_Work required_
Please write out the whole listing that follows exactly; the pictures stay out.

_Extracted data_
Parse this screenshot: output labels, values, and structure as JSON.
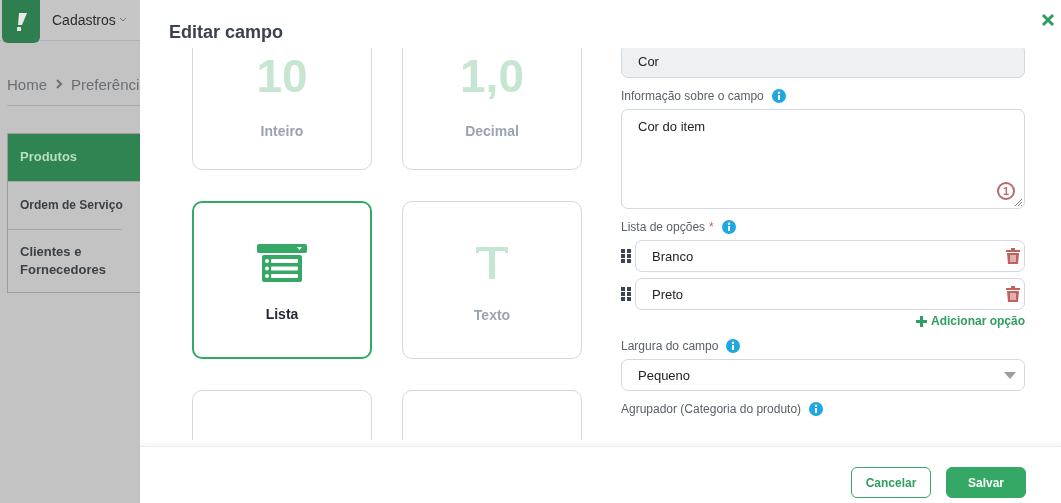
{
  "background": {
    "menu": "Cadastros",
    "breadcrumb": [
      "Home",
      "Preferênci"
    ],
    "sidebar": [
      {
        "label": "Produtos",
        "selected": true
      },
      {
        "label": "Ordem de Serviço",
        "selected": false
      },
      {
        "label": "Clientes e Fornecedores",
        "selected": false
      }
    ]
  },
  "dialog": {
    "title": "Editar campo"
  },
  "field_types": [
    {
      "kind": "number",
      "symbol": "10",
      "label": "Inteiro",
      "selected": false
    },
    {
      "kind": "number",
      "symbol": "1,0",
      "label": "Decimal",
      "selected": false
    },
    {
      "kind": "list",
      "label": "Lista",
      "selected": true
    },
    {
      "kind": "text",
      "label": "Texto",
      "selected": false
    },
    {
      "kind": "cut_off",
      "selected": false
    },
    {
      "kind": "cut_off",
      "selected": false
    }
  ],
  "form": {
    "name_value": "Cor",
    "info": {
      "label": "Informação sobre o campo",
      "value": "Cor do item",
      "badge": "1"
    },
    "options": {
      "label": "Lista de opções",
      "required_mark": "*",
      "items": [
        "Branco",
        "Preto"
      ],
      "add": "Adicionar opção"
    },
    "width": {
      "label": "Largura do campo",
      "value": "Pequeno"
    },
    "group": {
      "label": "Agrupador (Categoria do produto)"
    }
  },
  "buttons": [
    {
      "kind": "secondary",
      "label": "Cancelar"
    },
    {
      "kind": "primary",
      "label": "Salvar"
    }
  ]
}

_Answer space_
Parse this screenshot: output labels, values, and structure as JSON.
{
  "background": {
    "menu": "Cadastros",
    "breadcrumb": [
      "Home",
      "Preferênci"
    ],
    "sidebar": [
      {
        "label": "Produtos",
        "selected": true
      },
      {
        "label": "Ordem de Serviço",
        "selected": false
      },
      {
        "label": "Clientes e Fornecedores",
        "selected": false
      }
    ]
  },
  "dialog": {
    "title": "Editar campo"
  },
  "field_types": [
    {
      "kind": "number",
      "symbol": "10",
      "label": "Inteiro",
      "selected": false
    },
    {
      "kind": "number",
      "symbol": "1,0",
      "label": "Decimal",
      "selected": false
    },
    {
      "kind": "list",
      "label": "Lista",
      "selected": true
    },
    {
      "kind": "text",
      "label": "Texto",
      "selected": false
    },
    {
      "kind": "cut_off",
      "selected": false
    },
    {
      "kind": "cut_off",
      "selected": false
    }
  ],
  "form": {
    "name_value": "Cor",
    "info": {
      "label": "Informação sobre o campo",
      "value": "Cor do item",
      "badge": "1"
    },
    "options": {
      "label": "Lista de opções",
      "required_mark": "*",
      "items": [
        "Branco",
        "Preto"
      ],
      "add": "Adicionar opção"
    },
    "width": {
      "label": "Largura do campo",
      "value": "Pequeno"
    },
    "group": {
      "label": "Agrupador (Categoria do produto)"
    }
  },
  "buttons": [
    {
      "kind": "secondary",
      "label": "Cancelar"
    },
    {
      "kind": "primary",
      "label": "Salvar"
    }
  ]
}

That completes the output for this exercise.